|May cause digestion problems||Very good for improving digestion|
Wheat vs. Oats
What exactly is the distinction between oats and wheat?
A Review of Wheats
Wheat is one of the world’s most well-known basic foods, with a high nutritional content, a low price, and a wide range of cooking possibilities. Wheat is the world’s third most popular crop (only maize and rice are more popular).
Raw wheat can be processed into white flour, semolina, malt, and bulgur – all of which are made from wheat! This grain can be used to make fermented drinks, as a natural fuel, or even as a building or design material (for roofs made of straw or straw hats).
A Review of Oats
Oats are used in a variety of ways; they are most commonly crushed into oatmeal for cooking, but they can also be made into oat flour, just like wheat. Oatmeal is traditionally served as porridge, however some individuals prefer the thinner gruel.
Oat flour can be used in baking and frying, while oat flakes are popular in muesli and granola.
Comparing the difference between Oats and Wheats
Dietary fiber is abundant in oat bran and oatmeal.
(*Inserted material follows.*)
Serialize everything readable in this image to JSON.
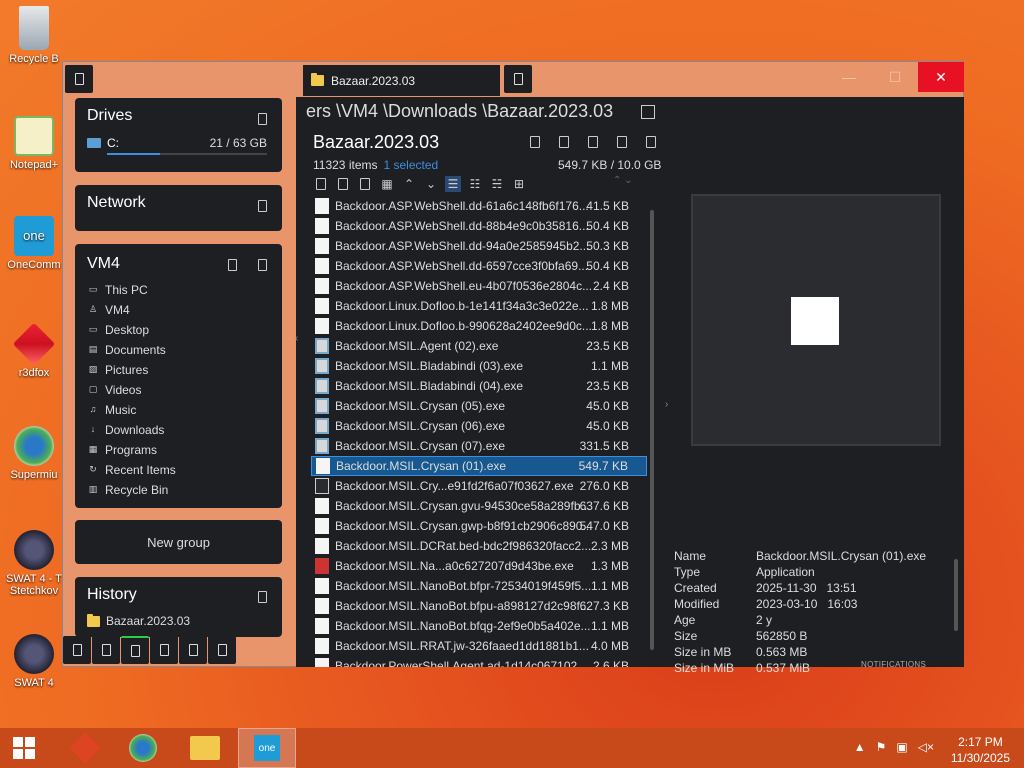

They contain around 50/50 soluble and insoluble fibers, both of which have been shown to be essential for the maintenance of vital physiological functions. Soluble fiber is an effective weapon against excessive levels of bad cholesterol (LDL) in the blood; many doctors recommend eating 50-100 grams of oats per day to achieve improved LDL-lowering results. Furthermore, due to their moderate glycemic index, oats aid with blood sugar regulation (i.e. producing no dramatic rises or drops in blood sugar level).
Unlike conventional white wheat flour and foods cooked with it, whole-grain wheat is also a good source of dietary fiber.
Many studies have shown that oats aid in the prevention of cancer, the regulation of blood pressure, the maintenance of regular intestinal function, and the management of weight. Oats are nearly indispensible for athletes, as well as for overall health and lifespan.
Whole wheat has numerous health benefits for the body. Whole wheat-based products aid in weight management and reduce the risk of metabolic syndrome, type 2 diabetes, and gallstone formation.
When comparing oats and wheat, keep in mind that both cereals are ideal for a healthy lifestyle and weight control in their whole-grain form, but when it comes to processed cereals, such as flour and flour-based recipes, oats win. First and foremost, they are gluten-free: according to studies, up to 3% of the world’s population is allergic to gluten, resulting in bowel irritation. Second, oats and oat flour have a lower glycemic index than wheat and wheat flour, which means that blood sugar levels and insulin production remain more steady; this is especially significant for persons with high insulin tolerance. Finally, oats have greater dietary fiber, which aids in the prevention of a variety of ailments and diseases.